Monday, May 21, 2007

two los angeles

When I first heard about cityLAB, Dana Cuff and Robert Sherman's urban futures research program at UCLA, it took me almost a year until I actually went to their website and looked at the work, today. Not knowing the work of either person, I was expecting some well researched but MOR urban solutions-- streetscape improvement, transportation solutions, you know the drill.

What I found was so much more. Two of their projects in particular, LA2016 and PropX: lessons learned, are a delirious combination of projective urbanism and dystopian realism that manages not to flinch away from the big decisions while refusing to mediate between poles. It is sustainable without being green, specific without being perscriptive and comprehensive without being totalitarian. The work frequently toes the line between solution and dystopia, and dances around the difficult questions by posing its own, better ones. It may sound from this description that I love their work. A more accurate description is that I am terrified by it.

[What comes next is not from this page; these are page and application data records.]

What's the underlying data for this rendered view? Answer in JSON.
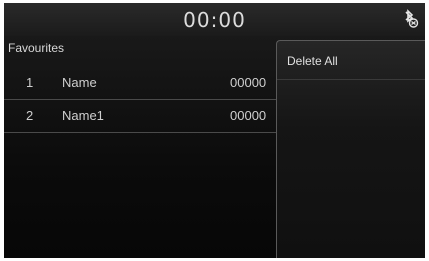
{
  "status_bar": {
    "clock": "00:00",
    "bluetooth_icon": "bluetooth-phone-icon"
  },
  "favourites": {
    "title": "Favourites",
    "items": [
      {
        "index": "1",
        "name": "Name",
        "number": "00000"
      },
      {
        "index": "2",
        "name": "Name1",
        "number": "00000"
      }
    ]
  },
  "menu": {
    "items": [
      {
        "label": "Delete All"
      }
    ]
  },
  "colors": {
    "background": "#0f0f0f",
    "text": "#cfcfcf",
    "divider": "#4a4a4a"
  }
}
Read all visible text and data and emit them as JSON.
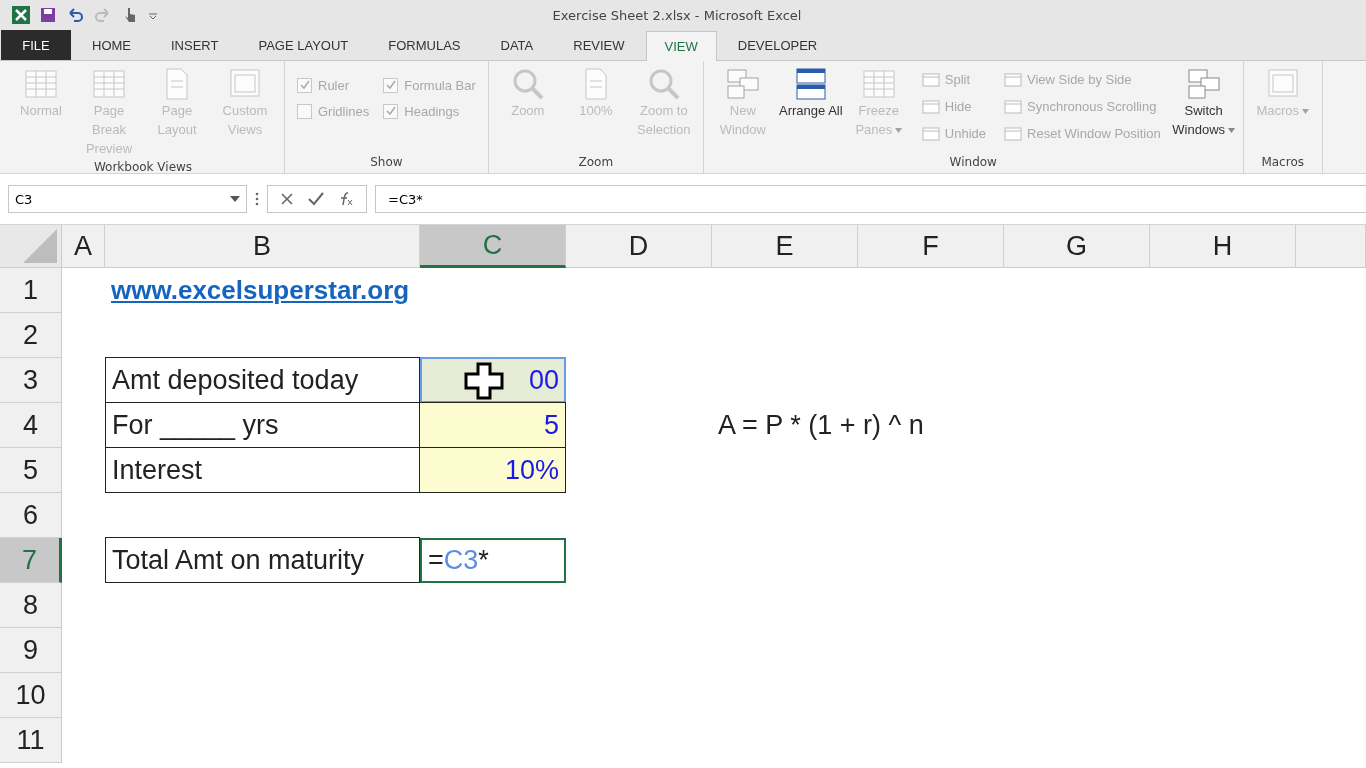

Inverted pyramid megastructures above the freeways, inhabitable beach mutations, and postapocalyptic tract housing inhabited by the last existing motorheads-- sometimes it's more exciting than realistic, but we have plenty of realistic urbanisms, thank you. So, all I have to say, is take a look at it, and laugh, promote, or recoil in horror. I think they're looking for all three of those reactions.


On the other end of the spectrum, also strangely compelling for entirely different reasons, is the UCLA Urban Simulation Team. This group is dedicated to making a rediculously detailed 3d model of, well, all of Los Angleles. "The model is accurate enough for the graffiti on the walls and signs in the windows to be legible."

These models, built on top of the 3d GIS surveys, are intended for use by urban planners, emergency response teams, transportation planners, and, in a slightly more sinister fashion, security consultants. More interestingly, they claim that "this system is being extended to support a client server capability which will allow the seamless interactive navigation of the entire Virtual Los Angeles Model... while simultaneously supporting hundreds of remote interactive users."

So what do we have here? An accurate, detailed, comprehensive 3d model of one of the largest cities in the world, that can be used simultaneously by many people in real-time. I think sometimes the future creeps up on us because the websites look boring. I'll leave it up to you to imagine what you most want done with this waiting terabyte of virtual city, but personally I'm starting my Godzilla model tomorrow.

No comments: